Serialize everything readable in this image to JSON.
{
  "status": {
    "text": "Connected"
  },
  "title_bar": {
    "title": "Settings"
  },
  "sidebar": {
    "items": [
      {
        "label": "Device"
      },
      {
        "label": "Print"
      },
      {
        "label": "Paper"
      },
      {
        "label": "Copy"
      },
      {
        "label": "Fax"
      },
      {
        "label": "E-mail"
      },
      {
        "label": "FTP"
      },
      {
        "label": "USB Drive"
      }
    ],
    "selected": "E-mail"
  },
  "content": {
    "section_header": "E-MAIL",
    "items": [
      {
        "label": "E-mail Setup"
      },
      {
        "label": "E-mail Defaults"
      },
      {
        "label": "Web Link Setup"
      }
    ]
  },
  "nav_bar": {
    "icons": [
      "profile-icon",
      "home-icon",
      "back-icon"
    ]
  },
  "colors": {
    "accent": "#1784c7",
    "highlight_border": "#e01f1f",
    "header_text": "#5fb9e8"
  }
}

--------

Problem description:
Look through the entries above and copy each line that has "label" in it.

Answer to this problem:
        "label": "Device"
        "label": "Print"
        "label": "Paper"
        "label": "Copy"
        "label": "Fax"
        "label": "E-mail"
        "label": "FTP"
        "label": "USB Drive"
        "label": "E-mail Setup"
        "label": "E-mail Defaults"
        "label": "Web Link Setup"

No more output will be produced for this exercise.